In legislative parlance, the word is often used to signify the evil or danger which a statute is intended to cure or avoid. In the phrase “malicious mischief,” (which see,) it imports a wanton or reckless injury to persons or property.
Mischief to property is a general intent offence.
A few defences to this charge is legal justification or excuse and colour of right. The Defendant must show that s/he believed in a state of facts which, if actually existed, would constitute a legal justification or excuse.
Mens Rea – Mental Element of the Defences:
Colour of right is based on the Defendant’s subjective, honest belief that at the time of the offence, s/he had a colour of right.
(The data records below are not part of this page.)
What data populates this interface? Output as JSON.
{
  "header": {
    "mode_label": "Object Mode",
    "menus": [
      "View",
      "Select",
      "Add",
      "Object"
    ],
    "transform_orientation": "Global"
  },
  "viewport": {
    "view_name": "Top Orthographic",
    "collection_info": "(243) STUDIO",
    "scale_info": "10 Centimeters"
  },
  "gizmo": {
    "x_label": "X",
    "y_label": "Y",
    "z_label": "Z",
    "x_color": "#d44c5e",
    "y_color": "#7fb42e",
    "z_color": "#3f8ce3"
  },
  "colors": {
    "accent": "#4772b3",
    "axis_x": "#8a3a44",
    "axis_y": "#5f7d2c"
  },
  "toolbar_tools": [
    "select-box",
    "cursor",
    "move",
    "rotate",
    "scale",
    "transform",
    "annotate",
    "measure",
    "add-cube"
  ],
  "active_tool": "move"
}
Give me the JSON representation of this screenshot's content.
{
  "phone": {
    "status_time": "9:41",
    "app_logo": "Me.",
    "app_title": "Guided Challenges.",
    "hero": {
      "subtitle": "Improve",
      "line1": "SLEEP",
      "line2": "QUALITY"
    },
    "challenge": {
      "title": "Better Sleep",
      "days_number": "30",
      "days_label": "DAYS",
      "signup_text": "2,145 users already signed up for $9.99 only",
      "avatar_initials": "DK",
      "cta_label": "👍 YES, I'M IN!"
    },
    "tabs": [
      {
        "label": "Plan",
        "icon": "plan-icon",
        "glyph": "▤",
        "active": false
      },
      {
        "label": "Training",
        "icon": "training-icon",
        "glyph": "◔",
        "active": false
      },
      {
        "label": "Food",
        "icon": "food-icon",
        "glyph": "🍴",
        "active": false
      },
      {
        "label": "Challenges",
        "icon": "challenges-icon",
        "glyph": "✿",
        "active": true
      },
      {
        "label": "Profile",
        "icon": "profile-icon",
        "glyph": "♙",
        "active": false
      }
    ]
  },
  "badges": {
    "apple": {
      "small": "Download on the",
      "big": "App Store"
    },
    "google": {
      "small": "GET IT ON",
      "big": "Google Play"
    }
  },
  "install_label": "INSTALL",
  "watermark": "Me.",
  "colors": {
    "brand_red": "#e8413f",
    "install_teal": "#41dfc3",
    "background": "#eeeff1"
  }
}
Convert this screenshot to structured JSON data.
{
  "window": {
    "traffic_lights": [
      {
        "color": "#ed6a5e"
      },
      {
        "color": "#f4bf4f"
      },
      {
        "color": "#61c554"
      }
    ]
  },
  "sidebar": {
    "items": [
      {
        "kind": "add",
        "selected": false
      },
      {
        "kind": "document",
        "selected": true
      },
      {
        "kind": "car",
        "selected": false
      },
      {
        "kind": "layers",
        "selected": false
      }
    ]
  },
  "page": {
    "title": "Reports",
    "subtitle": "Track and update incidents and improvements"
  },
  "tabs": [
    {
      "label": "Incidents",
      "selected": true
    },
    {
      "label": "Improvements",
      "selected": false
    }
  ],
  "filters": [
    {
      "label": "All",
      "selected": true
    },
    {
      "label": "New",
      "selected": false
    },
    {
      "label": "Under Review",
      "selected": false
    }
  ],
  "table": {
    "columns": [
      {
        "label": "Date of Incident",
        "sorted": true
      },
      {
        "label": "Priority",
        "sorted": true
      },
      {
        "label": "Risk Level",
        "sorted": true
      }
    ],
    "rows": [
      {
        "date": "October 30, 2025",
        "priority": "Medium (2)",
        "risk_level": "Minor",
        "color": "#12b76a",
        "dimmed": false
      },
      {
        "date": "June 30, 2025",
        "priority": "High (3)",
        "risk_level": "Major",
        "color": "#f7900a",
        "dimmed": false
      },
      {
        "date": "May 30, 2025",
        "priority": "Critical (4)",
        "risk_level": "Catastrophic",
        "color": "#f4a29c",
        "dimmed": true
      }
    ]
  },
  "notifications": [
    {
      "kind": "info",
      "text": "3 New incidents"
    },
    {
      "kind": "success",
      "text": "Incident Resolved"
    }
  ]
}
While the belief does not have to be reasonable, the reasonableness of the belief is a factor in determining if there is an honest belief.
The colour of right does not include errors of fact and law.
430 (1) Every one commits mischief who wilfully
(b) renders property dangerous, useless, inoperative or ineffective;
(c) obstructs, interrupts or interferes with the lawful use, enjoyment or operation of property; or
(d) obstructs, interrupts or interferes with any person in the lawful use, enjoyment or operation of property.
Mischief in relation to computer data
(1.1) Everyone commits mischief who wilfully
(b) renders computer data meaningless, useless or ineffective;
(c) obstructs, interrupts or interferes with the lawful use of computer data; or
(d) obstructs, interrupts or interferes with a person in the lawful use of computer data or denies access to computer data to a person who is entitled to access to it.
(2) Every one who commits mischief that causes actual danger to life is guilty of an indictable offence and liable to imprisonment for life.
(3) Every one who commits mischief in relation to property that is a testamentary instrument or the value of which exceeds five thousand dollars
(4) Every one who commits mischief in relation to property, other than property described in subsection (3),